(Dataset rows for apps and sites)
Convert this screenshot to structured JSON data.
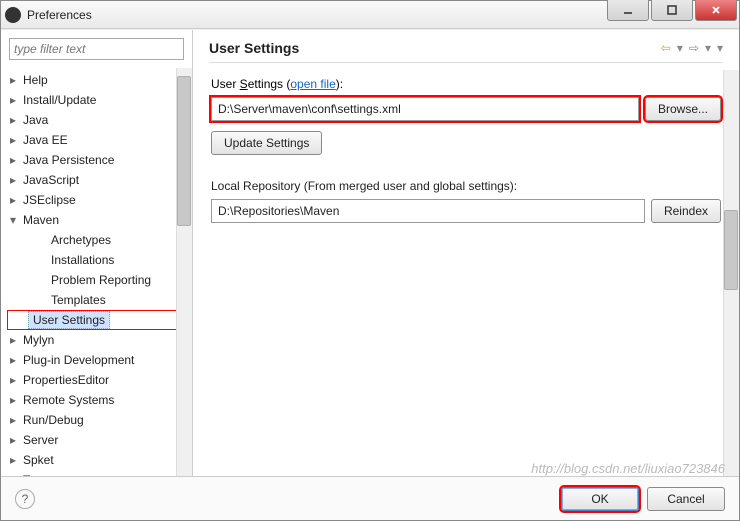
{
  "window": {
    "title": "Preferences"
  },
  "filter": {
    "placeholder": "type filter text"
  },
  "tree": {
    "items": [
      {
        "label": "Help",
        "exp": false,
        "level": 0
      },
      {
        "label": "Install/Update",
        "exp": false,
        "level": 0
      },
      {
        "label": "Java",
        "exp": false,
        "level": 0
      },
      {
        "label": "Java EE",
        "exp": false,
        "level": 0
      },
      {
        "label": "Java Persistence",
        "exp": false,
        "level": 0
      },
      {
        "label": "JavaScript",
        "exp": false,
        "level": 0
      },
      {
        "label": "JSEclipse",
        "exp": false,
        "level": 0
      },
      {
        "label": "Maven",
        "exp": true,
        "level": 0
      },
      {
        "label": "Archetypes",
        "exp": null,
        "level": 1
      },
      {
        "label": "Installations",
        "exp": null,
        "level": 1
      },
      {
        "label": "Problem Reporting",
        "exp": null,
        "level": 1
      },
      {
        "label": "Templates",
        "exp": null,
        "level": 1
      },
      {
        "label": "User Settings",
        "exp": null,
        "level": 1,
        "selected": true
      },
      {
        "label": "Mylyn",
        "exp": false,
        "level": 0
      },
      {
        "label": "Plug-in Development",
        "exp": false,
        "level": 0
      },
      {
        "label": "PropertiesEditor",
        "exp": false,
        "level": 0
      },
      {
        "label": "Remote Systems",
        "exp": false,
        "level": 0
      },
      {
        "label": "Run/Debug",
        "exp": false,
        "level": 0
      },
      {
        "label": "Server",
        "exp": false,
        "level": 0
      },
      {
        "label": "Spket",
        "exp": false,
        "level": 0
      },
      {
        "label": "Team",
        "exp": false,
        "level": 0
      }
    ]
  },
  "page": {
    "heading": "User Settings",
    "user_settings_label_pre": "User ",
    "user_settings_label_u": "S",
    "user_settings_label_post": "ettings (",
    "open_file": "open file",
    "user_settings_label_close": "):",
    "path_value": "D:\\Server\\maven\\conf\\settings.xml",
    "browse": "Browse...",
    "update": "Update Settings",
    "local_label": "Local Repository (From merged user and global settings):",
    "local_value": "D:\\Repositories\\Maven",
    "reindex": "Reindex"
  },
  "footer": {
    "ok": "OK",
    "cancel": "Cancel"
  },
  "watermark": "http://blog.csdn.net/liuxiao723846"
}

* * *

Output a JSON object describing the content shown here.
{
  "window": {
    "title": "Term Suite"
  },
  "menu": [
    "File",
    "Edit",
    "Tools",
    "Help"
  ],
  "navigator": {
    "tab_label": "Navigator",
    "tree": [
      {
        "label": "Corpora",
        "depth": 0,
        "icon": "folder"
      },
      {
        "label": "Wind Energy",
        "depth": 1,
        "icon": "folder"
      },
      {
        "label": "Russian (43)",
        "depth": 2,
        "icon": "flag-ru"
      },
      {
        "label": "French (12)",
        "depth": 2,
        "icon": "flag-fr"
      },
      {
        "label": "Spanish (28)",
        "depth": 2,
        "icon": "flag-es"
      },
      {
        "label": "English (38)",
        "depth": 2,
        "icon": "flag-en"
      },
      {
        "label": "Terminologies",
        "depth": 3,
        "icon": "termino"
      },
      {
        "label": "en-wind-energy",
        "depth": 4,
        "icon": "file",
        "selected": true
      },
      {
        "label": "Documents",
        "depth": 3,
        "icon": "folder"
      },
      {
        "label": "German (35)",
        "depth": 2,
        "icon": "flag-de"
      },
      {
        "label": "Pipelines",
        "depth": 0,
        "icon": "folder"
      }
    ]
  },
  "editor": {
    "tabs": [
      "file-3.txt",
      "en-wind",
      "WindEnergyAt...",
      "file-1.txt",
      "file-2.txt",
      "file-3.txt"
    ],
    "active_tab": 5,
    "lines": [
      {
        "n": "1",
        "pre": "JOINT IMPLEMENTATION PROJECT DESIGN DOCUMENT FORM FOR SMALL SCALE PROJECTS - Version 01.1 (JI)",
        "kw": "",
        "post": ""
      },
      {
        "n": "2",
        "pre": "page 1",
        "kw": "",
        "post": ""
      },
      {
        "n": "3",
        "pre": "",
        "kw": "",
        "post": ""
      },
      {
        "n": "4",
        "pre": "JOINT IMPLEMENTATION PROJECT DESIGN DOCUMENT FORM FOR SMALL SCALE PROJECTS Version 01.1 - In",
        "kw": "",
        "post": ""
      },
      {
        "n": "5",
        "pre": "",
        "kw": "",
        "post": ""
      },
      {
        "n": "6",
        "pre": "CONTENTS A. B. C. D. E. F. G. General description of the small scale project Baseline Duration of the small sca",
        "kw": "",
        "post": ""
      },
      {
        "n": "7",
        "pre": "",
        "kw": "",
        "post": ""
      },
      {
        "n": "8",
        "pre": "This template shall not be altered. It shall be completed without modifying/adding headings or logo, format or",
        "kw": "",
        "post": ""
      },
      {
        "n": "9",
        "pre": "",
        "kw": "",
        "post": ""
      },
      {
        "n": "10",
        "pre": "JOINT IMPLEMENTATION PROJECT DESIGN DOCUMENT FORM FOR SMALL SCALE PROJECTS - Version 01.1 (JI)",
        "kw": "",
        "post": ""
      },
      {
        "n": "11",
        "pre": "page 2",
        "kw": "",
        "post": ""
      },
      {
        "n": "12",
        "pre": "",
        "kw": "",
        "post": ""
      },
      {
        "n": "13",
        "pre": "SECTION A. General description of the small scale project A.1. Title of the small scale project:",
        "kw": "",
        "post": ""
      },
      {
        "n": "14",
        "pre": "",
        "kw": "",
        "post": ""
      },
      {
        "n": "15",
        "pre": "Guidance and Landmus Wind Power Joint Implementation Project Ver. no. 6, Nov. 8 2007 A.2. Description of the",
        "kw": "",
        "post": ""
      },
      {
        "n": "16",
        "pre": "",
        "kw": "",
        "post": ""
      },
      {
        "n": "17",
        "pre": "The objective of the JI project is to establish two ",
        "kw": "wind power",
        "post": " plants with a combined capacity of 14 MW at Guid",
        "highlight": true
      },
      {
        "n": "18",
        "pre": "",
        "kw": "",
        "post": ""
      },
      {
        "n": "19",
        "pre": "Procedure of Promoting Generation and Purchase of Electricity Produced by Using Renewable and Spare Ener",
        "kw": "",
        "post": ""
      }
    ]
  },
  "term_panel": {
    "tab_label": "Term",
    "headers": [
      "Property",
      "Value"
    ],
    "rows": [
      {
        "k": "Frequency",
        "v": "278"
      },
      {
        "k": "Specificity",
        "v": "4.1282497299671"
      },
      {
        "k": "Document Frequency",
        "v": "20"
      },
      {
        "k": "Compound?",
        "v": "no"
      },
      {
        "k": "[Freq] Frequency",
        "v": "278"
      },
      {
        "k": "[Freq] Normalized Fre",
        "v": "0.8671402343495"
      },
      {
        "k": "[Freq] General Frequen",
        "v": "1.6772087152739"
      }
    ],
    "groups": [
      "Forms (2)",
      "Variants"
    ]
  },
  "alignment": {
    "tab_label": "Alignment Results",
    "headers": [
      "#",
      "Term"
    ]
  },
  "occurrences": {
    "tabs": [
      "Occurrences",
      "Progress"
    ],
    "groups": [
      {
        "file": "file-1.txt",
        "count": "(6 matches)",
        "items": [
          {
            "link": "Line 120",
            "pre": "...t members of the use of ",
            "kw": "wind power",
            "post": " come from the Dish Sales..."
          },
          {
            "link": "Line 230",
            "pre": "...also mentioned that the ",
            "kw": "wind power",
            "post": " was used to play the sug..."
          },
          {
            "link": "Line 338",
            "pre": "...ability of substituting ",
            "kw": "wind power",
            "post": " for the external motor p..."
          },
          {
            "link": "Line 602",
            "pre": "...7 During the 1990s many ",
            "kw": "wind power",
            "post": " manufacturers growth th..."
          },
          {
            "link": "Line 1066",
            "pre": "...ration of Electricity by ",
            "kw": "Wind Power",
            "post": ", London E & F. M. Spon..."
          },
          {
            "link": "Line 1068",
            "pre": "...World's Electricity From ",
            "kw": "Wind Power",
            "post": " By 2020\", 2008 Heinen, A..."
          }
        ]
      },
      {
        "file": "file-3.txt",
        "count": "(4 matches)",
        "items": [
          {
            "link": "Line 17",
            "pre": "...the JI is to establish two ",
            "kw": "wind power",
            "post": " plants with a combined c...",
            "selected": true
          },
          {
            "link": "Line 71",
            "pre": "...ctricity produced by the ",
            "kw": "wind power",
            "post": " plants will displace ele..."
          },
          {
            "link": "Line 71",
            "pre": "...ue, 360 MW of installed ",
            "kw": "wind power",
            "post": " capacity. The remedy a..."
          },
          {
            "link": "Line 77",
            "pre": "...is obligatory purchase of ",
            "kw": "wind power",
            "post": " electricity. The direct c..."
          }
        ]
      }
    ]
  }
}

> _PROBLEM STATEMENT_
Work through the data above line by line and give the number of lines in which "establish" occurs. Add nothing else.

> _TASK ANSWER_
2